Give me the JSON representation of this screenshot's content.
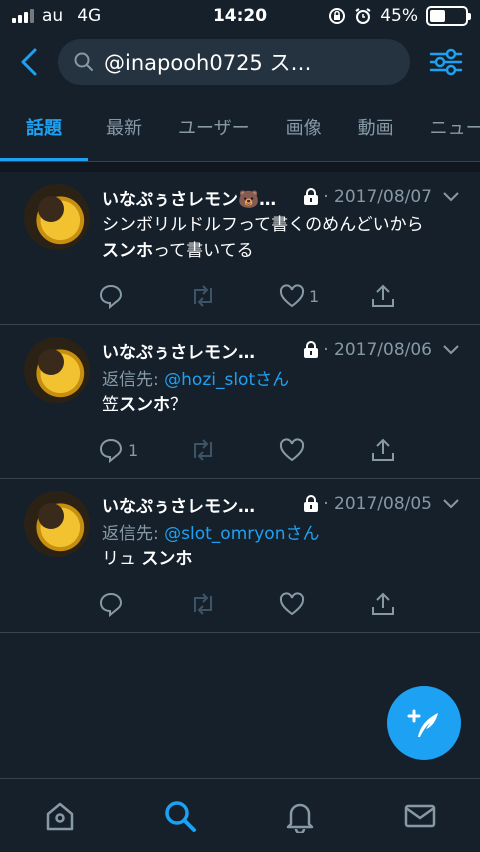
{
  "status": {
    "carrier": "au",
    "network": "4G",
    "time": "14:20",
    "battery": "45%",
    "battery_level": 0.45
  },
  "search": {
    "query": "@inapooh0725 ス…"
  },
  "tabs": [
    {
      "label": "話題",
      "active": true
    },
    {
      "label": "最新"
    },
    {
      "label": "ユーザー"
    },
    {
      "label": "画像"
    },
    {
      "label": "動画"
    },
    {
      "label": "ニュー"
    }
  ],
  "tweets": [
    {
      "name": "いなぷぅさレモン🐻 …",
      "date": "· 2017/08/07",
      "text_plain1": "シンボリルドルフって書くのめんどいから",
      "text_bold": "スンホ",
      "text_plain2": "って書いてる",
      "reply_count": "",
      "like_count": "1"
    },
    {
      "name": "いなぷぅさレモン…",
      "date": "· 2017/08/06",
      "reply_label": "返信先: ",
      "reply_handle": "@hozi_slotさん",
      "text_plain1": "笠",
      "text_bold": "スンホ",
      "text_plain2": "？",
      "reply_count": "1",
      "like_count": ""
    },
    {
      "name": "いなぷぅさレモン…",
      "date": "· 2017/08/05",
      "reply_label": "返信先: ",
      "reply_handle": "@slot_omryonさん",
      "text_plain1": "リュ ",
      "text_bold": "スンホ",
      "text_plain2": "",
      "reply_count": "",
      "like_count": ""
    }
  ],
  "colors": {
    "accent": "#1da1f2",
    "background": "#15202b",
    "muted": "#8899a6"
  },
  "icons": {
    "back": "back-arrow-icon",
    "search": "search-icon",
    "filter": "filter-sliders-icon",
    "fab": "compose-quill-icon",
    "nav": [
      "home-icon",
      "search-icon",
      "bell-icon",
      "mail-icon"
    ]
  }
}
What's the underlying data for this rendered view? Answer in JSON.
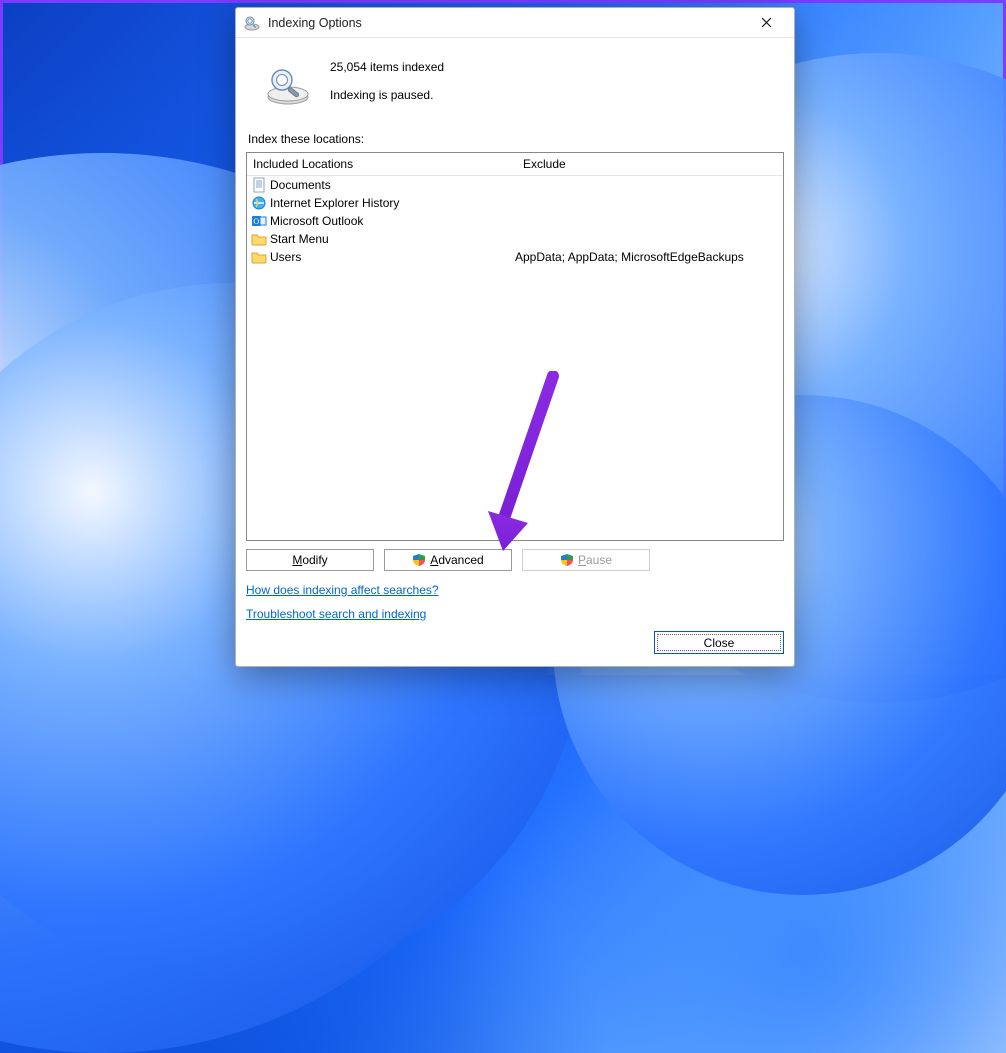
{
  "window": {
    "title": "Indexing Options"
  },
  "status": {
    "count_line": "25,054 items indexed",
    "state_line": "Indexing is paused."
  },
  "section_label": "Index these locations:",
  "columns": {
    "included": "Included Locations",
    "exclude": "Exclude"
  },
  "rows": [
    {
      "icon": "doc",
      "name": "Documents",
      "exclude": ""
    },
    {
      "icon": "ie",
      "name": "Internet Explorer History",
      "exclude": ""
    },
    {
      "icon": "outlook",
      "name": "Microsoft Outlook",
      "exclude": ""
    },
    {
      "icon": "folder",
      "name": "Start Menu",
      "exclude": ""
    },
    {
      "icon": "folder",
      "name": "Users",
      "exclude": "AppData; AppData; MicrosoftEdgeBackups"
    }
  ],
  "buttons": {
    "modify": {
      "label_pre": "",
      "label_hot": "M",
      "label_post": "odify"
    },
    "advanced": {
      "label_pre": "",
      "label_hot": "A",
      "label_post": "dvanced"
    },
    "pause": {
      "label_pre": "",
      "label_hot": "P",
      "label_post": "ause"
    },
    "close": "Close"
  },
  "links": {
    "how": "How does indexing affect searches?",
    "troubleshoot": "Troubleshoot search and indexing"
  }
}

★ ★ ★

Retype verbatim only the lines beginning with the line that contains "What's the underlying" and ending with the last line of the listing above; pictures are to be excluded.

-- Exercise response --
What's the underlying data for this rendered view? Answer in JSON.
{
  "window": {
    "title": "Indexing Options"
  },
  "status": {
    "count_line": "25,054 items indexed",
    "state_line": "Indexing is paused."
  },
  "section_label": "Index these locations:",
  "columns": {
    "included": "Included Locations",
    "exclude": "Exclude"
  },
  "rows": [
    {
      "icon": "doc",
      "name": "Documents",
      "exclude": ""
    },
    {
      "icon": "ie",
      "name": "Internet Explorer History",
      "exclude": ""
    },
    {
      "icon": "outlook",
      "name": "Microsoft Outlook",
      "exclude": ""
    },
    {
      "icon": "folder",
      "name": "Start Menu",
      "exclude": ""
    },
    {
      "icon": "folder",
      "name": "Users",
      "exclude": "AppData; AppData; MicrosoftEdgeBackups"
    }
  ],
  "buttons": {
    "modify": {
      "label_pre": "",
      "label_hot": "M",
      "label_post": "odify"
    },
    "advanced": {
      "label_pre": "",
      "label_hot": "A",
      "label_post": "dvanced"
    },
    "pause": {
      "label_pre": "",
      "label_hot": "P",
      "label_post": "ause"
    },
    "close": "Close"
  },
  "links": {
    "how": "How does indexing affect searches?",
    "troubleshoot": "Troubleshoot search and indexing"
  }
}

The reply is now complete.